Women and children were kept in separate quarters, sometimes on deck, allowing them limited freedom of movement, but this also exposed them to violence and sexual abuse from the crew.
They opened the hatches and turned them up on deck. On looking into the places where they had been crammed, there were found some children next the sides of the ship, in the places most remote from light and air; they were lying nearly in a torpid state after the rest had turned out.
This created hardships for many of the slaves and would lead to them physically n to being able to breathe. There was a large stock ostentatiously displayed in the cabin, with a manuscript book containing directions as to the quantities; but the only medical man on board to prescribe it was a black, who was as ignorant as his patients.
After sixteen hours in the hold, all Africans were herded onto the main deck for about eight hours each day, weather permitting.
No entreaties or threats or blows could restrain them; they shrieked and struggled and fought with one another for a drop of this precious liquid, as if they grew rabid at the sight of it. Interception at Sea Conditions aboard the slave ships were wretched. The conditions on the slave ships were horrible and inhumane.
The surgeons, though often unqualified, were paid head-money to keep captives alive. Our boat was now hoisted out, and I went on board with the officers. We also found manacles and fetters of different kinds, but it appears that they had all been taken off before we boarded.
Some European governments, such as the British and French, introduced laws to control conditions on board.
These were impressed under their breasts or on their arms, and, as the mate informed me with perfect indifference 'burnt with the red-hot iron. They were manacled together in twos and threes.
There was not a significant space for living conditions. The slaves were all inclosed under grated hatchways between decks. They all rushed like maniacs towards it. This was opposed by the mate of the slaver, who, from a feeling that they deserved it, declared they would murder them all. The answer is C.
many enslaved Africans to resist In order to transfer African slaves from The african continent, to Europe and north america, the slavers have to transport the slaves with ships 5/5(2). A plan of the slave ship Brookes, showing how slaves were accommodated on thesanfranista.com same ship had reportedly carried as many as people; published by the Society for Effecting the Abolition of the Slave.
Nov 17, · Slave ships were not a fun placeThe slaves were usually very closely packed. On the ships the smell was so potent many people couldn't breathe.
Dec 30, · The Top 10 Shocking Facts About the Slave Trade. while others committed suicide or were killed by their slave ship masters. Such was the harshness of the working conditions, many slave. The slave ship towed a lifeboat behind it in which sick slaves were isolated.
According to Louis Asa-Asa, many sick slaves on his ship got no medical attention.
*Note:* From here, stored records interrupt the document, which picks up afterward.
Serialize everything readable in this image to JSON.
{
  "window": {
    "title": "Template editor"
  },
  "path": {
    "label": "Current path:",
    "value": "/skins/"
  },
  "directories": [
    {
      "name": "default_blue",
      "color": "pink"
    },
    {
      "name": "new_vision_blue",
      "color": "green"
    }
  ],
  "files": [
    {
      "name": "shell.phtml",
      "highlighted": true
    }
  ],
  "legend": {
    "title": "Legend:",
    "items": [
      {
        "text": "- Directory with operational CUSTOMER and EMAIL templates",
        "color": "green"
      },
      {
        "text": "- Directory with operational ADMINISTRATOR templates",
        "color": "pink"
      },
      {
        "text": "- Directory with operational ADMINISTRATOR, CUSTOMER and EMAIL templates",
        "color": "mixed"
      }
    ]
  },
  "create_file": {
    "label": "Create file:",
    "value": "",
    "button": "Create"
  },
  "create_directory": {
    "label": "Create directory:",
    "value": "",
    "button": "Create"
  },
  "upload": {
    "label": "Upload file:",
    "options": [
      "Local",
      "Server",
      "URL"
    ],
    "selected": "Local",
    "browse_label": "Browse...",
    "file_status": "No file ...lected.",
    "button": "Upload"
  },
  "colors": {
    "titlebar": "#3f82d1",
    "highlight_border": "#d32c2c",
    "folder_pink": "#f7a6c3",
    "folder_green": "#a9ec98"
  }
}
Sep 09, · The conditions for the crew were almost as bad as the slave's conditions and the death rate was just as high! Crew were beaten, whipped, chained, denied food, shot and even s tabbed! It was a.Conditions on a slave ship